METHODS: : We reviewed the initial CT scans, taken after admission to emergency room (ER), of 114 patients with blunt torso trauma who were consecutively admitted during a 24-month period. We measured the maximal anteroposterior and transverse diameters of the IVC at the level of the renal vein. Flat vena cava (FVC) was defined as a maximal transverse to anteroposterior ratio of less than 4:1. According to the hemodynamic status, the patients were categorized into three groups. Patients with hemodynamic deterioration after the CT scans were defined as group D (n = 37). The other patients who remained hemodynamically stable after the CT scans were divided into two groups: patients who were hemodynamically stable on ER arrival were defined as group S (n = 60) and those who were in shock on ER arrival and responded to the fluid resuscitation were defined as group R (n = 17).

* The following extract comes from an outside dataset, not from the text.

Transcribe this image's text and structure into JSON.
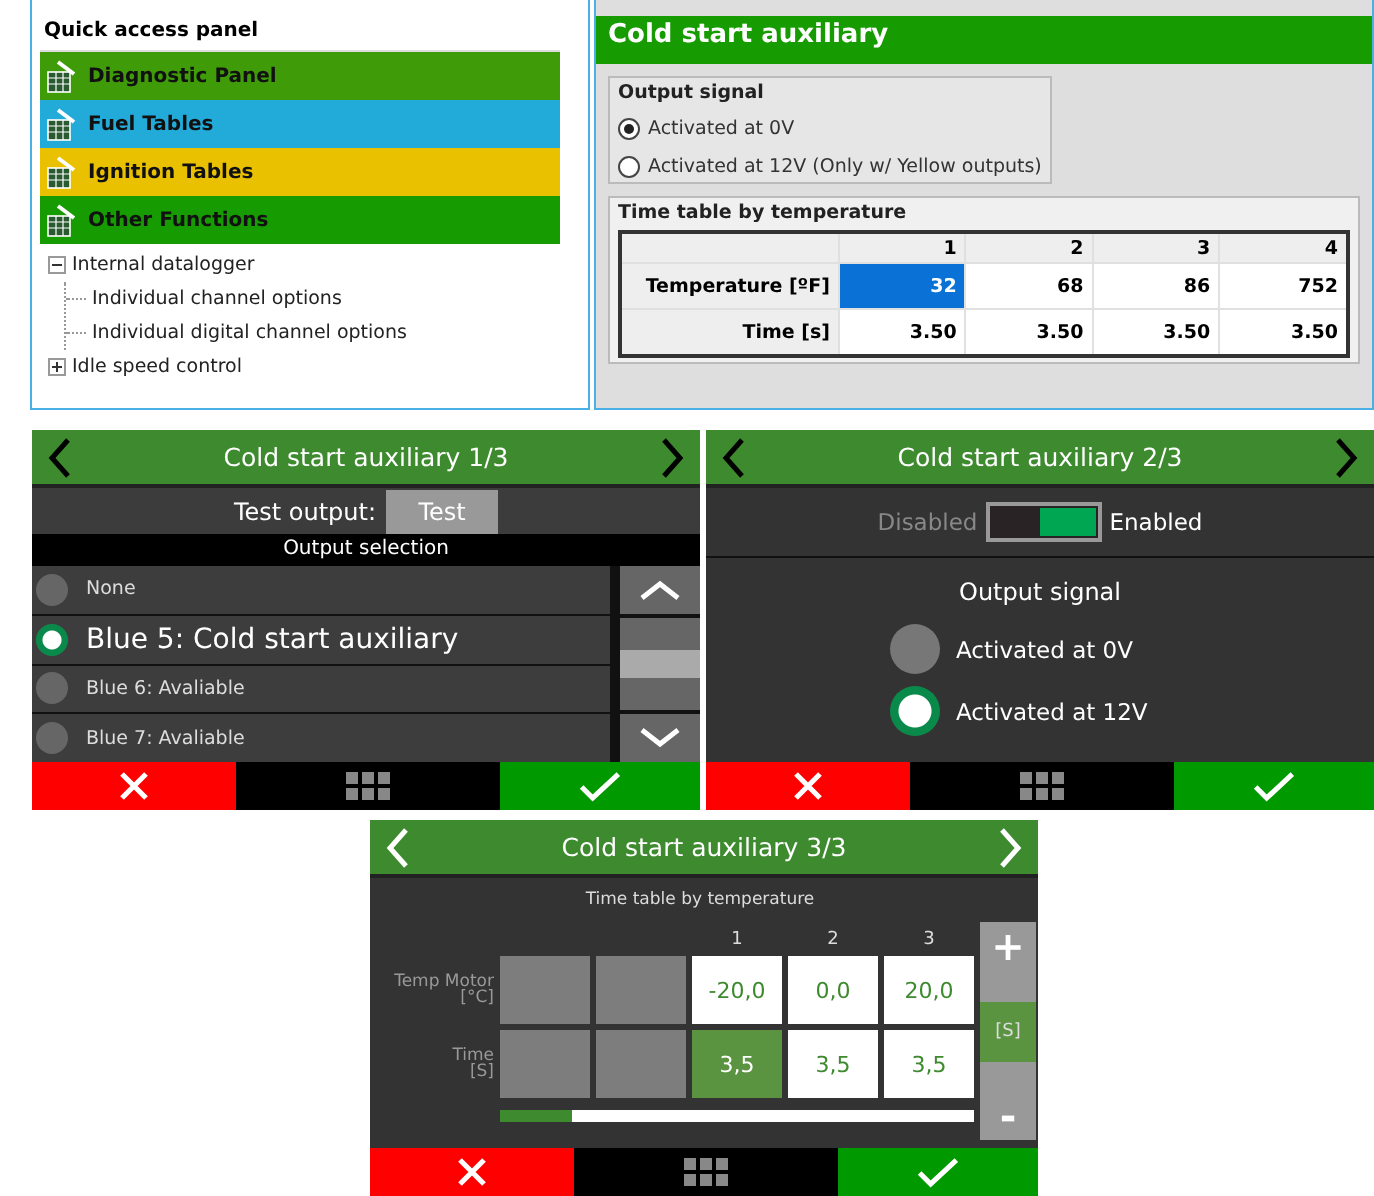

RESULTS: : The anteroposterior diameter of the IVC in group D was significantly smaller than those in groups R and S (7.6 mm ± 4.4 mm, 15.8 mm ± 5.5 mm, and 15.3 mm ± 4.2 mm, respectively; p < 0.05). Of the 93 patients without FVC, 16 (17%) were in group D, 14 (15%) required blood transfusion, and 8 (9%) required intervention. However, of the 21 patients with FVC, all patients were in group D, 20 (95%) required blood transfusion, and 17 (80%) required intervention. The patients with FVC had higher mortality (52%) than the other patients (2%).
CONCLUSION: : In cases of blunt torso trauma, patients with FVC on initial CT may exhibit hemodynamic deterioration, necessitating early blood transfusion and therapeutic intervention.
Predictive Value of a Flat Inferior Vena Cava on Initial Computed Tomography for Hemodynamic Deterioration in Patients With Blunt Torso Trauma
J Trauma. 2010 Dec;69(6):1398-402
Wouldn’t it be great to have a reliable, radiation-free way to diagnose pulmonary embolism? Unfortunately, Magnetic Resonance Angiography is not it. In a study of 371 patients across 7 hospitals from the PIOPED III (Prospective Investigation of Pulmonary Embolism Diagnosis III) investigators, the test was technically inadequate because of poor-quality images in 25% of cases. In those tests that were readable, the sensitivity was only 78%.
Gadolinium-Enhanced Magnetic Resonance Angiography for Pulmonary Embolism: A Multicenter Prospective Study (PIOPED III)
Ann Intern Med. 2010 Apr 6;152(7):434-43